The special election is scheduled for Tuesday, May 19, with the special primary on Tuesday, March 17. Bonilla and Buchanan will go head-to-head at a candidates’ forum next Monday, Jan. 19 hosted by the TriValley Democratic Club. Doors open for the event, at the IBEW 595 union hall at 6250 Village Parkway in Dublin, at 7 p.m.; the club’s business meeting starts at 7:30 p.m.; and the candidates’ forum should start by 8 p.m.

4

7th Senate District special election set for May 19

The 7th State Senate District special election, to replace newly sworn Congressman Mark DeSaulnier, will be held on Tuesday, May 19, Gov. Jerry Brown proclaimed Tuesday – which means it’s “go time” for candidates including Assemblywoman Susan Bonilla and former Assemblywoman Joan Buchanan. The special primary will be Tuesday, March 17.

Brown issued proclamations Tuesday setting May 19 as the date for this East Bay vote as well as for special elections in the 21st and 37th districts, where Republicans Steve Knight and Mimi Walters, respectively, were just sworn into Congress as well.

Bonilla, D-Concord, and Republican Mark Meuser, a Walnut Creek attorney who ran unsuccessfully against DeSaulnier in 2012, announced candidacies to succeed DeSaulnier in November. Buchanan, D-Alamo, who was just term-limited out of her Assembly seat, declared in December. Orinda Democrat Steve Glazer, a former political advisor to Gov. Jerry Brown who lost last year’s primary to succeed Buchanan in the 16th Assembly District, also has said he’s considering seeking the state senate seat.

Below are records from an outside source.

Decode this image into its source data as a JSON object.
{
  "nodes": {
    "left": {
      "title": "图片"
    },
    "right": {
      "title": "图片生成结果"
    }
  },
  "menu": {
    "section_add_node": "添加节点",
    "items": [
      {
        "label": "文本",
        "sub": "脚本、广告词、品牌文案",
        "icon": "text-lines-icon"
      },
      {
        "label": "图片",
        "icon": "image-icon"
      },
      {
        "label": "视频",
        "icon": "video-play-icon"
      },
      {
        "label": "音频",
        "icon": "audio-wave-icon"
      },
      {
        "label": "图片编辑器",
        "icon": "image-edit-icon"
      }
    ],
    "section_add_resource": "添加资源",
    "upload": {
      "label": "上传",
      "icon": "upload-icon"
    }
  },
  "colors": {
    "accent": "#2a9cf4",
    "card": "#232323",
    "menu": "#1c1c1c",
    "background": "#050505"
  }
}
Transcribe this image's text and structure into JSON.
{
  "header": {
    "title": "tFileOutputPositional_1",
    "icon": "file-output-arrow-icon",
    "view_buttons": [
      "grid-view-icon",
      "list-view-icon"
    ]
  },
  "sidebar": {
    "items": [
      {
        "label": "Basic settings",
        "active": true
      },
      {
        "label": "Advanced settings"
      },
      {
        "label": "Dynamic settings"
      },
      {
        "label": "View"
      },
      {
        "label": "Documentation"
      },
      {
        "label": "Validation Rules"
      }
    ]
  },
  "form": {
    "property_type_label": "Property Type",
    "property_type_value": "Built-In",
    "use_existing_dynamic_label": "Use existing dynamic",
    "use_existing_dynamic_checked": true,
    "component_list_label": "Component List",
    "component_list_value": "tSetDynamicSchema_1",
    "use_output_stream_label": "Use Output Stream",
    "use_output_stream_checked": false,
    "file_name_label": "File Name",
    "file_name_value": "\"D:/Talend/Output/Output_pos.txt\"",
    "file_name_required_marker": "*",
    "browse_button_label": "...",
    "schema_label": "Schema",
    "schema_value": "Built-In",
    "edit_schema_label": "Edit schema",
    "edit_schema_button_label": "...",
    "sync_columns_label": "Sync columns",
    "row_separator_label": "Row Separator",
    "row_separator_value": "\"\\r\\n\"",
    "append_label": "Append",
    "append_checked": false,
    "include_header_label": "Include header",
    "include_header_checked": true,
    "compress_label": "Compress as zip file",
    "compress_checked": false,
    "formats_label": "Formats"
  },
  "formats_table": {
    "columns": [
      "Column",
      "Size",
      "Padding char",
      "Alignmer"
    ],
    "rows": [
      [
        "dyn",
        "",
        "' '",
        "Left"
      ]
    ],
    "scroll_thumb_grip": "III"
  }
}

The district’s voter registration is 43.5 percent Democratic, 28.6 percent Republican and 22.2 percent nonpartisan. The winner of this special election will finish out DeSaulnier’s term, which runs through 2016, and then presumably seek re-election.

Bonilla touts endorsements including those of Assemblymen Jim Frazier, D-Oakley, and Tony Thurmond, D-Richmond, as well as former Rep. Ellen Tauscher, D-Alamo. Buchanan’s backers include dozens of city officials and school board members, including the mayors of Brentwood, Danville, Livermore and Walnut Creek.

Bonilla and Buchanan will go head-to-head at a candidates’ forum next Monday, Jan. 19 hosted by the TriValley Democratic Club. Doors open for the event, at the IBEW 595 union hall at 6250 Village Parkway in Dublin, at 7 p.m.; the club’s business meeting starts at 7:30 p.m.; and the candidates’ forum should start by 8 p.m.